Seven trips to PNG over 16 years and I've never made it to the Sepik, one of the world's great rivers. This time I won't miss out. My schedule only allows a few days - but it's enough for a taste. I've afforded myself this one indulgence - while tourists are snorkelling, touring hinterlands and visiting villages, guidebook writers are in towns and on duty, checking hotels, restaurants, flight schedules, banks and postal facilities - it's a bit tragic really.
In Wewak I contact a Sepik art broker about procuring a guide. She introduces me to Simon, and despite his limited English and my crude pidgin, we're friends within minutes. The Sepik is a powerhouse of Oceanic art, and I'm keen to purchase some carvings.
The next day I meet Simon outside a Wewak bank where I cash travellers cheques. It's expensive - guides, motor-canoe hire, fuel, accommodation - all in cash. Angoram, on the lower Sepik, is a five-hour ride from Wewak on a 'bus'. Mangi ('young men') is a 20-ton Isuzu flat-bed truck loaded with goods for the Angoram trade stores - rice, tinned food and 30 cases of bottled beer.
Within 15 minutes I'm very uncomfortable. The 113km dirt road is appalling, and we shake and bounce on the metal truck tray. Only 4¾ hours to go. The beer bottles jingle like Christmas bells, and I wince and grimace. Night falls. Fireflies twinkle by the road, but when we arrive in Angoram it's pitch black - there's been no mains electricity for 15 years. It's too late to take to the river, but all I care about is getting off the truck.
Early next day we have a motor-canoe (pronounced 'car-noo'): 20m long, a 25hp motor astern. We've also purchased 25 gallons of fuel, and bananas, buai (betel nut), peanuts and writhing freshwater prawns as big as my feet from the local market. My bum's still sore, so I sit down gingerly in the canoe feeling very unmanly. In moments we're off, into the vast brown waters of the Sepik ...

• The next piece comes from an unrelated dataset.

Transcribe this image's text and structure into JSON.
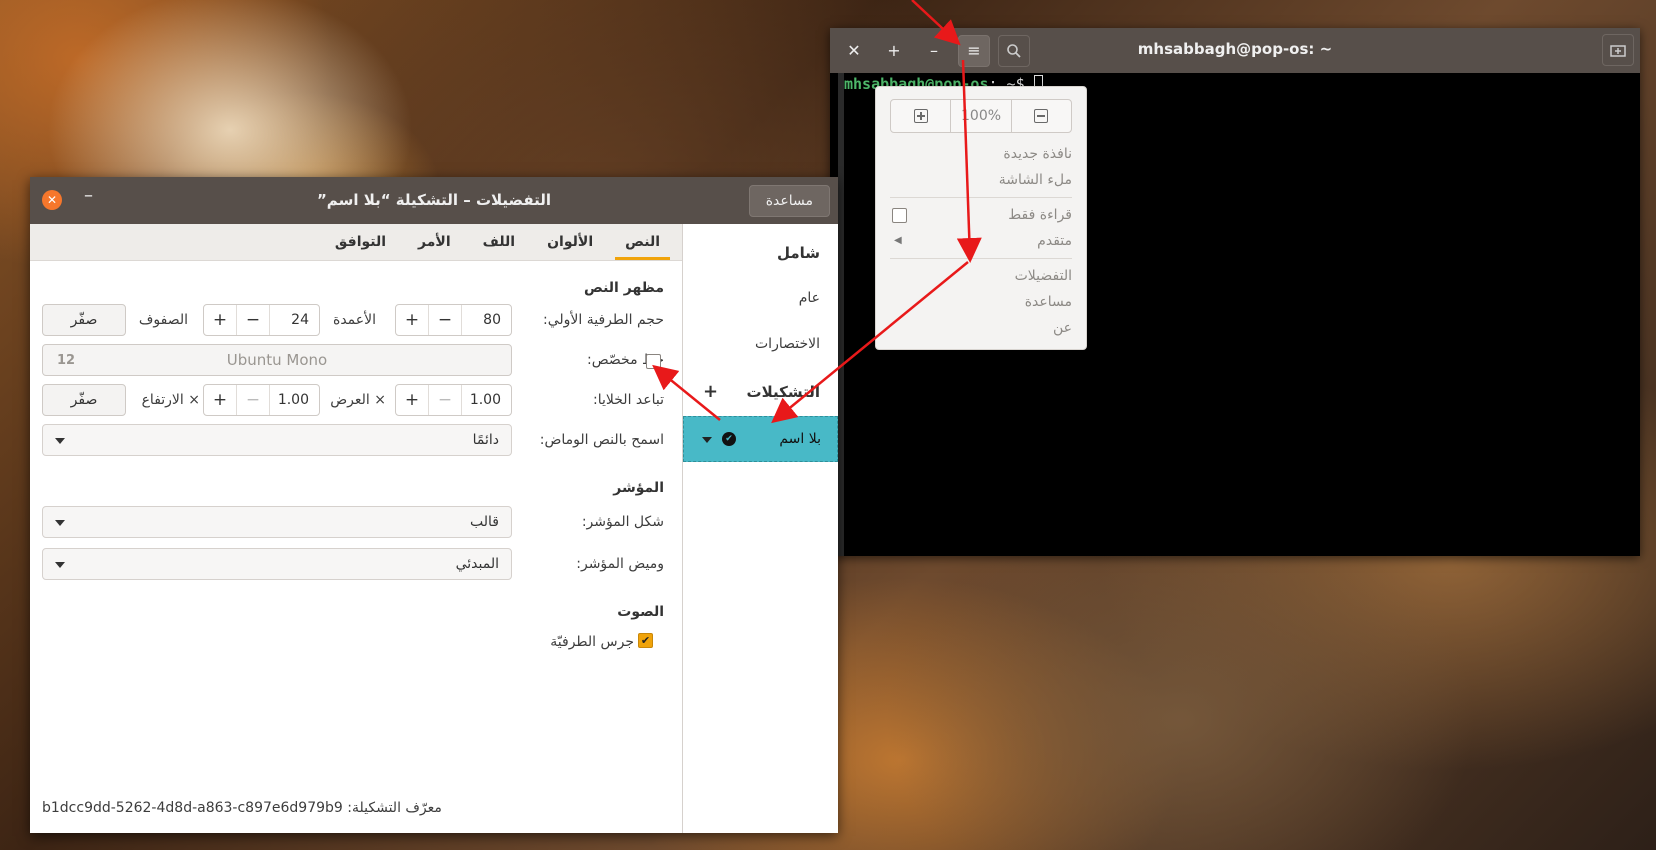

'Puk puk long river?' I ask Simon. 'Yes, crocodile' he says. I imagine the primeval malevolence lurking under the muddy water. We take the Keram, a lower Sepik tributary, to Kambot, home of the famous Sepik story boards, and later we go to Tambanum in middle 'big Sepik'. I sleep nights in village haus tambarans (traditional 'spirit' houses) bedecked with extraordinary carvings, and daytimes I doze in the canoe. Gangly white ibis take flight as we round each bend and eagles circle above. Riverbank trees hang with vines, exotic birds cry from the branches.
Four days later we rise at 3am to board the truck again . I'm filthy - I haven't washed since being on the river. The trip back to Wewak from Angoram is an abomination. I'm jammed among 60 people, I can't move or even shift my weight across my bum. The truck bucks and bolts, I'm in serious pain. I feel like I'm being sodomised by something huge and blunt ... like the back of a truck.
Finally we reach Wewak. I check into a grungy beachside hotel and bathe in the sea for the rest of the day. I glow with pleasure under the cold shower and in my clean clothes, but I walk kinda funny for a few days.